A guide is required but the main snag is the high cost of the special permit to visit the region, currently US$50 per person per day. That said, the fact that a trek can be done utilising inexpensive lodges really cuts the need for too many costly porters or camping crews.
Recently a dirt road has been pushed on up the Kali Gandaki from Jomsom to the Tibetan Chinese border, but it is hardly noticed by those who take the alternative trails away from the road after Samar via Chungsi, Drakmar and Ghar Gompa. The walled city of Manthang holds amazing treasures in its monasteries and dark, secretive alleys. The most astonishing excursion from Lo Manthang is to the incredible Konchok Ling cave retreat, which is set so high up as to be nearly inaccessible: a rope is used to get to the cave. Soaring turrets dominate the strangely eroded landscape, etched into astonishing, fairytale shapes that only nature could design.
Leaving Lo Manthang, some ancient trails have been improved to allow trekkers to return to Jomsom on a continuous route through Dhi, Yara, Luri, the Dechyang valley and Tange to Tetang. It’s an astonishing trail, with hidden caves full of ancient artwork and paintings and monasteries perched on almost inaccessible crags with yet more troglodyte turrets and gigantic, towering organ-pipe features. The scenery is utterly unbelievable, a work of art in its own right. The stage between exotic-looking Tange, with its chain of chortens, and Tetang, with its two ancient mud citadels, is long, with scintillating scenes around every bend. And always the Himalayan guardians are on the southern horizon, the slumbering giants of Tilicho Peak, Annapurna I and Dhaulagiri.
Damodar Kund Trek
The high and wild Damodar Kund Trek links Upper Mustang with Nar-Phu, and at present there are no lodges along the way so you’ll have to camp. The trek route crosses the high Saribung La pass (6020m), with a glacial zone en route best suited to those with some mountaineering experience. Permits required are the same as those for Upper Mustang.
The route heads east from Tsarang via Surkhang/Dhi, Yara and the Luri cave monastery, with its exquisite Buddhist art. The isolated Damodar Kund, a lake and shrine at 4890m, is before the glacial zones leading to the Saribung pass. A long descent to Phu (4080m) follows, then it’s back to earth at Koto on the Annapurna Circuit.
East of Lo Manthang
East of Lo Manthang are a couple of remote sights to stir the imagination. Easily visited from Lo Manthang is the Makhchung shrine, a towering honey-combed cave complex of the Bon religion that dates back to before the 11th century. In 2008 manuscripts and some artefacts were discovered here. Further to the east is Chodzong, another cave complex with a mysterious history that might have involved human sacrifices. Along the eastern border of the Upper Mustang region a remote and barely used trail heads from Chodzong to the pilgrimage lake at Damodar, passing untrodden peaks that await climbers eager to find a virgin summit.

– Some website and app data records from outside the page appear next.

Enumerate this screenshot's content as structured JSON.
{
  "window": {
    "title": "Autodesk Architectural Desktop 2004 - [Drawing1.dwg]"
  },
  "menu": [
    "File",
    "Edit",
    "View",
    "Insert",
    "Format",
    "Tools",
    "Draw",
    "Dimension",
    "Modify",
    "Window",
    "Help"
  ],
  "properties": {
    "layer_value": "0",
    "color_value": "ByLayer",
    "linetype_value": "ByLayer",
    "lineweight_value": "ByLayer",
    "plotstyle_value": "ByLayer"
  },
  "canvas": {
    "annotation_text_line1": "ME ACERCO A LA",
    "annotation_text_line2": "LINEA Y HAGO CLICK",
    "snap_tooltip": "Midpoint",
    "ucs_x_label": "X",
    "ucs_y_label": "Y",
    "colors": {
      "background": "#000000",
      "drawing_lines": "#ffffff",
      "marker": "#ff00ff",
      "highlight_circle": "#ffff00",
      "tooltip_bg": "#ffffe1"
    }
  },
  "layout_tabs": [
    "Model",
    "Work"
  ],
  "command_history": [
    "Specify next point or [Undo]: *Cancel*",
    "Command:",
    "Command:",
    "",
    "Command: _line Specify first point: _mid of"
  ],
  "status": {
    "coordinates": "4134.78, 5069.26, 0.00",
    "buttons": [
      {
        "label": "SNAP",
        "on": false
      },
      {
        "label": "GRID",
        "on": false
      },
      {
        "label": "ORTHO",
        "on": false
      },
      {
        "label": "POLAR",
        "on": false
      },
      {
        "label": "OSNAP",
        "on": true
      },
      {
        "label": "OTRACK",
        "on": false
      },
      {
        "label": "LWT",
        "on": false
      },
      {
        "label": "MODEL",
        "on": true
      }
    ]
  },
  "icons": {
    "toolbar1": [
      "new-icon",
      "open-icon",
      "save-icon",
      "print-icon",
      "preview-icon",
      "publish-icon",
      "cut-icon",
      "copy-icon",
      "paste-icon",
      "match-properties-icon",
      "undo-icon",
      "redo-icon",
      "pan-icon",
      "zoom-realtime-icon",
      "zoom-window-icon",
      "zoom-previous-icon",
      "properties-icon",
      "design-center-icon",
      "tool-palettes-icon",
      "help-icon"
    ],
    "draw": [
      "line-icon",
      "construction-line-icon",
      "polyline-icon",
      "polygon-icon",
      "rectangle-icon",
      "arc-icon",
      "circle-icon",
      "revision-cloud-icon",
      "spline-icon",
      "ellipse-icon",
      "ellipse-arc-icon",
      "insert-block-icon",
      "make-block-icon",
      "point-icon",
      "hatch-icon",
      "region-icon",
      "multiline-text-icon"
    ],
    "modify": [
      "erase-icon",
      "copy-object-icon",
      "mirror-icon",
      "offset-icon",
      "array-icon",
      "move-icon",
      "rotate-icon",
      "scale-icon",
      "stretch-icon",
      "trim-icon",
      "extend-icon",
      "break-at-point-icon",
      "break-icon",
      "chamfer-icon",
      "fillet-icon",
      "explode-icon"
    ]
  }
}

The wealth of remote and unexplored trails of Upper Mustang is sure to be on the radar in future for those who seek out the less familiar yet adventurous backwaters and the wild side of the Annapurna region.
Siân Pritchard-Jones and Bob Gibbons met in 1983, on a trek from Kashmir to Ladakh. Since then they have been leading and organising treks in the Alps, Nepal, Algeria and Niger, and exploring the world. However, they regularly return to their first love, Kathmandu and the Himalayas, and have published several books on the region.View Articles and Books by Siân Pritchard-Jones
Siân Pritchard-Jones and Bob Gibbons met in 1983, on a trek from Kashmir to Ladakh. Since they met they have been leading and organising treks in the Alps, Nepal, Algeria and Niger, and exploring the world. However, they regularly return to their first love, Kathmandu and the Himalayas, and have published several books on the region.View Articles and Books by Bob Gibbons